Foster had a loan spell away from Manchester United with Watford, where he was described by the then Watford Manager, Aidy Boothroyd as “better than current Manchester United goalkeeper Edwin van der Sar”. With Boothroyd proclaiming that Foster “is going to be the best goalkeeper in the world.” High praise indeed, but then he did help Watford secure their promotion to the Premier league and was named Player of the Season the following year when on loan again with Watford.
So after impressing on loan and with Watford and with Alex Ferguson also believing he had a potential talent, Foster eventually got the chance to take over from Edwin van der Sar at a time when van der Sar was injured. However, where as David De Gea at Manchester United seems to have been given the time to prove himself even after being slated by the press, Foster appeared not to have had such a grace period.
Like De Gea, Foster to seemed to be having a crisis of confidence.[http://www.guardian.co.uk/football/2009/oct/05/ben-foster-england-manchester-united].
But you have to hand it to Foster, even though being slated by the press, especially after the 2-1 defeat to France, Foster has dusted himself off and got on to show that Aidy Boothroyd’s comments were just.
Foster’s move from Manchester United for an estimated £6m to Birmingham City, really showcased his talent. Although when he first moved, Foster had a lot to live up to as the previous season saw loanee Joe Hart show Manchester City just why he is considered England’s best keeper (and was enough to ensure that Hart then became first choice at Manchester City, which was frustrating to their other great keeper, Shay Given!). However, Foster showed that he was equal to Joe Hart, and kept things as tight as Hart did at the back. Becoming a firm favourite with the Birmingham fans especially after his heroics in that Carling Cup final, picking up the man of the match award in that Final. [http://www.mirrorfootball.co.uk/news/Birmingham-man-of-the-match-keeper-Ben-Foster-amazed-at-the-Carling-Cup-triumph-over-Arsenal-against-all-odds-article708595.html]
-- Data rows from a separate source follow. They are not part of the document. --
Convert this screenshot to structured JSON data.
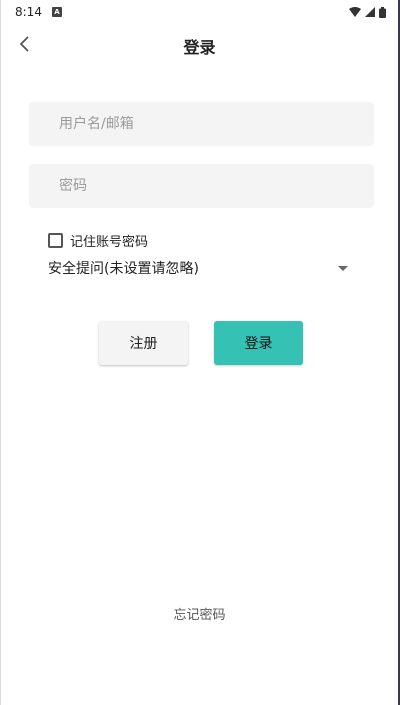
{
  "status_bar": {
    "time": "8:14",
    "notification_icon": "A"
  },
  "app_bar": {
    "title": "登录",
    "back_icon": "chevron-left-icon"
  },
  "form": {
    "username_placeholder": "用户名/邮箱",
    "password_placeholder": "密码",
    "remember_label": "记住账号密码",
    "remember_checked": false,
    "security_question": "安全提问(未设置请忽略)"
  },
  "buttons": {
    "register_label": "注册",
    "login_label": "登录"
  },
  "footer": {
    "forgot_label": "忘记密码"
  },
  "colors": {
    "accent": "#35c2b4",
    "field_bg": "#f4f4f4"
  }
}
In addition to his Carling Cup winners medal and man-of the match, like at Watford, Foster was also deservedly awarded Birmingham’s Player of the Season!
Even though Foster was in inspirational form it was not enough to keep Birmingham in the Premiership and with subsequent relegation, meant that Birmingham needed to look at sending out Foster on loan to help their wage bill. This has seen Foster go on loan to West Brom, with the option of signing permanently, should Birmingham fail in their bid to bounce straight back up into the Premier League. Birmingham’s loss is most certainly West Brom’s gain, as he is now their first choice keeper producing again exceptional goalkeeping prowess that is getting the praise he deserves, from his Manager, Roy Hodgson who has stated in the press of his desire to keep Foster permanently [http://www.sundaymercury.net/midlands-sport/west-bromwich-albion-fc/west-brom-news/2012/03/18/west-brom-roy-hodgson-praises-ben-foster-66331-30561771/]; and getting high praise from Alan Hansen on this weekend’s Match of the Day after producing a string of fine saves.
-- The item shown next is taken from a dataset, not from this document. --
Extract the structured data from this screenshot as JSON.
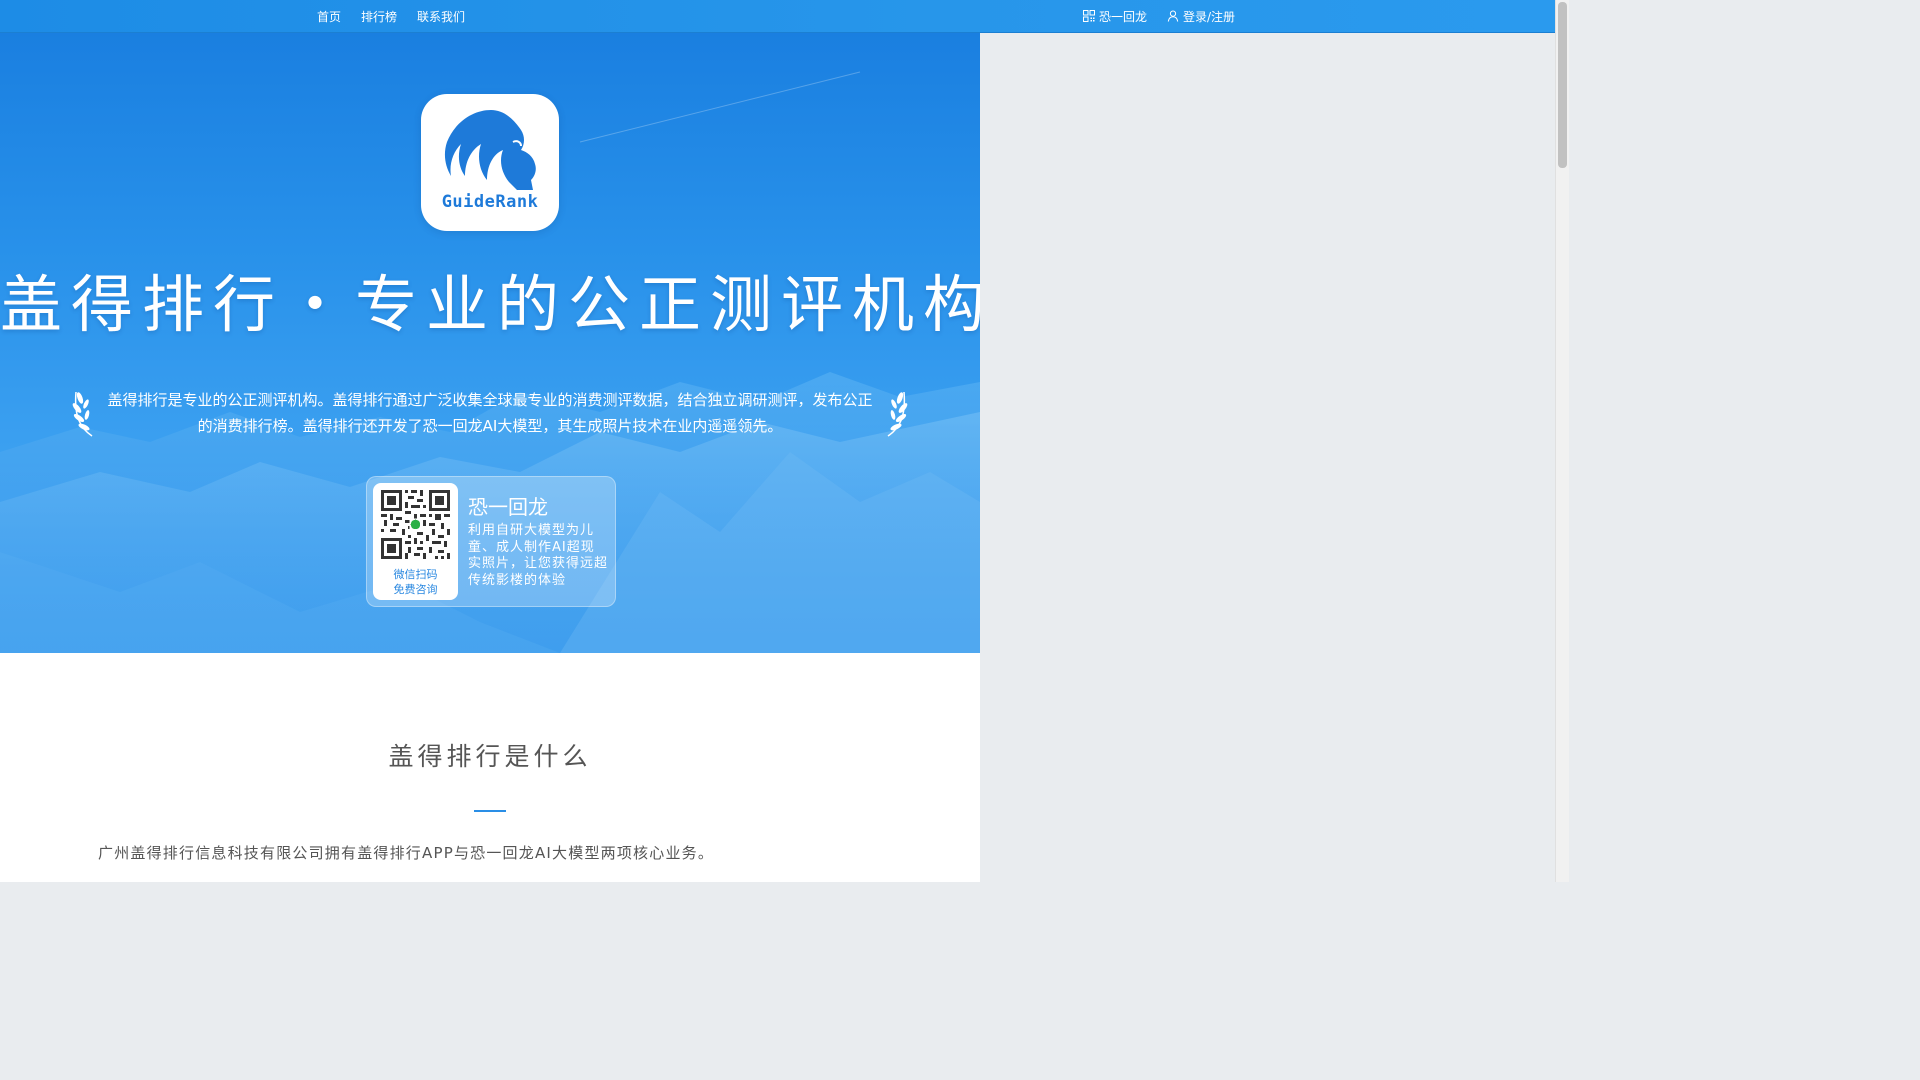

Foster has most certainly grown into a great goalkeeper. An asset to any team… It now is not really a question as to whether he will pick up more awards, as with the form he is in, it is almost a certainty that he will be honoured again….The only question really for us, England fans, is how can we persuade Foster to join the England squad again? To have both Joe Hart and Ben Foster at future championships with England would be fantastic!